Task goal —
For the string "charset", state the number of lines in the data that contain it, and nothing else.
-- Information shown follows --
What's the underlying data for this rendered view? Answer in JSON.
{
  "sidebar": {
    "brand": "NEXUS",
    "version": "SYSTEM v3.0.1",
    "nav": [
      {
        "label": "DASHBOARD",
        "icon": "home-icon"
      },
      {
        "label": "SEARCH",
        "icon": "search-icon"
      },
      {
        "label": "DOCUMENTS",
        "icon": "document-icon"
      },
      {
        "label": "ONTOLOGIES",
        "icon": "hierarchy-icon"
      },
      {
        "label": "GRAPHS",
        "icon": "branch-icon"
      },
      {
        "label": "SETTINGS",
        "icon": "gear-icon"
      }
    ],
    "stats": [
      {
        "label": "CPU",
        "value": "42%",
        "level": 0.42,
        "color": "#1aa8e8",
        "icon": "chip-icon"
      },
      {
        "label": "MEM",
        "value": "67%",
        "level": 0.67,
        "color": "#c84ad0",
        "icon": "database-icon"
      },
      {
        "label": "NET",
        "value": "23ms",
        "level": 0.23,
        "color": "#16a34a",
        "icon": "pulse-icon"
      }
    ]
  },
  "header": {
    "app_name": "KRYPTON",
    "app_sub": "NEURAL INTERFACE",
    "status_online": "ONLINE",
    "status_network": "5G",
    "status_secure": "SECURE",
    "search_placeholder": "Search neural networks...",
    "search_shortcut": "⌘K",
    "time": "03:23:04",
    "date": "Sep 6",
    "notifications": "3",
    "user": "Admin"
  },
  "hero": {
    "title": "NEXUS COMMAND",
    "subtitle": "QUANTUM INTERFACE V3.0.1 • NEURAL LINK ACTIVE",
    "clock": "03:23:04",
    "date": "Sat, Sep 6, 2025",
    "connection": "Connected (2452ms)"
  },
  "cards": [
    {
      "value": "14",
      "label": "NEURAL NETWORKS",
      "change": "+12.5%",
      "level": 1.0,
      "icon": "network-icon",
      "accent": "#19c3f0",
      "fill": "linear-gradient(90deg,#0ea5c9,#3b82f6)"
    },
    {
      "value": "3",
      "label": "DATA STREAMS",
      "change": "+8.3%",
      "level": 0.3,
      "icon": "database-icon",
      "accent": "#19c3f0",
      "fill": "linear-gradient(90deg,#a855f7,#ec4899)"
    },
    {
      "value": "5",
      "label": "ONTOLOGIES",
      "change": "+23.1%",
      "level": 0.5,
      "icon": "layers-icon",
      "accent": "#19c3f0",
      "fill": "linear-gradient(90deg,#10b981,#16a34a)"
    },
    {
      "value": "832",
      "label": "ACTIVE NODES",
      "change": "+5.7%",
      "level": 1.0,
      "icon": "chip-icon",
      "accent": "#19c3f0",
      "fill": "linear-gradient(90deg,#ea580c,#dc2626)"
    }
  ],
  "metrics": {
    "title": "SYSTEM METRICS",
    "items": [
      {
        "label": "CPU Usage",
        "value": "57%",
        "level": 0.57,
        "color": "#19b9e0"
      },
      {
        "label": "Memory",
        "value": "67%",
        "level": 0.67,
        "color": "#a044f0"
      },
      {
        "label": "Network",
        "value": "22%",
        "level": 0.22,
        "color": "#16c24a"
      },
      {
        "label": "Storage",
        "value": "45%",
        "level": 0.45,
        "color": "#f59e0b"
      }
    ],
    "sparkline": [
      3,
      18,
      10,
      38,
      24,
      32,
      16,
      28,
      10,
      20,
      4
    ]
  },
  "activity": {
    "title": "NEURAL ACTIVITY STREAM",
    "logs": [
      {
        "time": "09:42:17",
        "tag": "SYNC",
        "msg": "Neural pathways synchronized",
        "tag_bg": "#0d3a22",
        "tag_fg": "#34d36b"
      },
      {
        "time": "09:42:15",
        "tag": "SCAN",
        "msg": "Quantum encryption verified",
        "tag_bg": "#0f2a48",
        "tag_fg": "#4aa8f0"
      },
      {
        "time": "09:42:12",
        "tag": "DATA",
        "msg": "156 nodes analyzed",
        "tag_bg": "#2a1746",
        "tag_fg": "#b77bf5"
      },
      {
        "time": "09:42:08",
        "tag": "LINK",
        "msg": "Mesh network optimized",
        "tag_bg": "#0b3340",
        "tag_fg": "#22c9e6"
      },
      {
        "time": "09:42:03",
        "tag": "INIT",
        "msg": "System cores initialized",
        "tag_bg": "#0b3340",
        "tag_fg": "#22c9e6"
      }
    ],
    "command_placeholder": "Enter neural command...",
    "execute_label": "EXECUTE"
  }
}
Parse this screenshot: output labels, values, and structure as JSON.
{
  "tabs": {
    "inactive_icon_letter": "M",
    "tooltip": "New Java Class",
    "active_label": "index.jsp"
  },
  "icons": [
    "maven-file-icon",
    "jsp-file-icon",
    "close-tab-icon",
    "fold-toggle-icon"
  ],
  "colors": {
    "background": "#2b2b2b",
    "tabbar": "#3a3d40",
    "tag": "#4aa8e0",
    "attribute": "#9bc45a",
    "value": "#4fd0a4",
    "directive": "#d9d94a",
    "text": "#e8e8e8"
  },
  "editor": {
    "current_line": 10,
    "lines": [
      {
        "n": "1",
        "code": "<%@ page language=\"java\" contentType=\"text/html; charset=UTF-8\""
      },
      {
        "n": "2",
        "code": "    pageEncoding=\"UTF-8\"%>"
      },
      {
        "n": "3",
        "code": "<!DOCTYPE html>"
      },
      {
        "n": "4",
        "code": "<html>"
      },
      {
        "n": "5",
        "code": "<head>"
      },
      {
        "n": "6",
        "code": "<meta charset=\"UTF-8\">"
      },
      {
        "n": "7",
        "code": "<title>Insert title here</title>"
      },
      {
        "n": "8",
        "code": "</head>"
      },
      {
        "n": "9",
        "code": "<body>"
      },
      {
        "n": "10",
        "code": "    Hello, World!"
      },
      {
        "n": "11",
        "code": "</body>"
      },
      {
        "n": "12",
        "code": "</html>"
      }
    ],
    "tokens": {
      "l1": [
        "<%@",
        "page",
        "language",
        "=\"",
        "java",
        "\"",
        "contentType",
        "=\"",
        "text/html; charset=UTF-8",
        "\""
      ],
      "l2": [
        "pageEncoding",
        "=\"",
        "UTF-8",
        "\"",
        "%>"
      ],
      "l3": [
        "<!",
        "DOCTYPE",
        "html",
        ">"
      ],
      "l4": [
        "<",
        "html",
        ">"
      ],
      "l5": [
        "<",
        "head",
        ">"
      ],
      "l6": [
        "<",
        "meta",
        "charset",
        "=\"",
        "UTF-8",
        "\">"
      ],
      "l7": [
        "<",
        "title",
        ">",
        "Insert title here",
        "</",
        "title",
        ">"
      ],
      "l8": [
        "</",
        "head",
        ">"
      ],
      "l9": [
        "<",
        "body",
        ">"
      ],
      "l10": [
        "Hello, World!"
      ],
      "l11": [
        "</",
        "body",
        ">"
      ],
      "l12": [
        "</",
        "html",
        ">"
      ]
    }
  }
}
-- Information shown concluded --
Answer —
4